Some adversity in life helps those with chronic back pain, according to a study in the journal Pain.

Some adversity in life helps those with chronic back pain, according to a study in the journal Pain.

The study was led by Mark Seery, PhD, assistant professor of psychology at the University of Buffalo, and colleagues, and finds that individuals that have experienced some diversity “go on with their lives with little physical disabilities and come to spend less time with their doctors or health clinics.

“This study of 396 adults with chronic back pain (CBP) found that those with some lifetime adversity reported less physical impairment, disability and heavy utilization of health care than those who had experienced either no adversity or a high level of adversity,” Seery said, in a press release.

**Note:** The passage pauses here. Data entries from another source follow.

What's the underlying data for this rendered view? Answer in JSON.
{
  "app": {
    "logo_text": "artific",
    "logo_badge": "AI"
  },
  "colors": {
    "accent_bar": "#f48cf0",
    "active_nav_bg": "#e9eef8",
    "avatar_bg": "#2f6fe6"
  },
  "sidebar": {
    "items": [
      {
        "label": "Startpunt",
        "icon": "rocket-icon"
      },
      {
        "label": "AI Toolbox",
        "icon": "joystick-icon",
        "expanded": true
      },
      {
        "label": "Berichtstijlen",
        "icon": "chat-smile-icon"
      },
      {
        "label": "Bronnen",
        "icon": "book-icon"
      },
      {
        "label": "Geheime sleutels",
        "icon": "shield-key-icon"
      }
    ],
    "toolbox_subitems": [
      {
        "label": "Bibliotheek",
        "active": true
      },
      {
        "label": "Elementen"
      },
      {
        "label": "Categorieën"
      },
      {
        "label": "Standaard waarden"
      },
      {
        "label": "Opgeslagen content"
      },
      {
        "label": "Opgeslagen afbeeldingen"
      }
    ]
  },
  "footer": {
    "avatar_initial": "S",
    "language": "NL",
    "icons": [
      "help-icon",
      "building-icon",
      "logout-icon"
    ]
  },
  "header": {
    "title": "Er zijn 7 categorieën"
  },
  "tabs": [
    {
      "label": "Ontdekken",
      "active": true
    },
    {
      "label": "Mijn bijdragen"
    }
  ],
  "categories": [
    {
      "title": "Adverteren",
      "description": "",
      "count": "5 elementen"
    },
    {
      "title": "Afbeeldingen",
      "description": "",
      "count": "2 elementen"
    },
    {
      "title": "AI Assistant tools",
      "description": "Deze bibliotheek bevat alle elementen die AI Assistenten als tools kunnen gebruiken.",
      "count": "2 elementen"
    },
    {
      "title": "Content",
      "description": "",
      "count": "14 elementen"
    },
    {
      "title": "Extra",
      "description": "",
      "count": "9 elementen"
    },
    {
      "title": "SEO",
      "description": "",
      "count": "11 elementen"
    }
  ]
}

“The data suggest that adversity-exposure also may protect against psychiatric disturbances that occur with CBP and additional analyses found no alternative explanations of our findings,” he said.

The study included a sample from a nationwide represented web-enabled, population-based panel formed via traditional probability sampling.

Evaluations were given from 2001 to 2003 to subjects through mail or online. The respondents amitted having chronic back pain when submitting their physical health status in the internet survey.

“A lifetime experience to 37 unpleasant experiences were completed in a survey.”

The respondents described their accounts of “functional impairment, disabled employment status, frequency of back pain treatment, prescription painkiller use, and whether they currently sought treatment for co-morbid psychiatric disorders.”

“It appears,” says Seery, “that adversity may promote the development of psychological and social resources that help one tolerate adversity, which in this case leads to better CBP-related outcomes. It may be that the experience of prior, low-levels of adversity may cause sufferers to reappraise stressful and potentially debilitating symptoms of CBP as minor annoyances that do not substantially interfere with life.”

http://www.buffalo.edu/ubreporter/2010_08_11/back_pain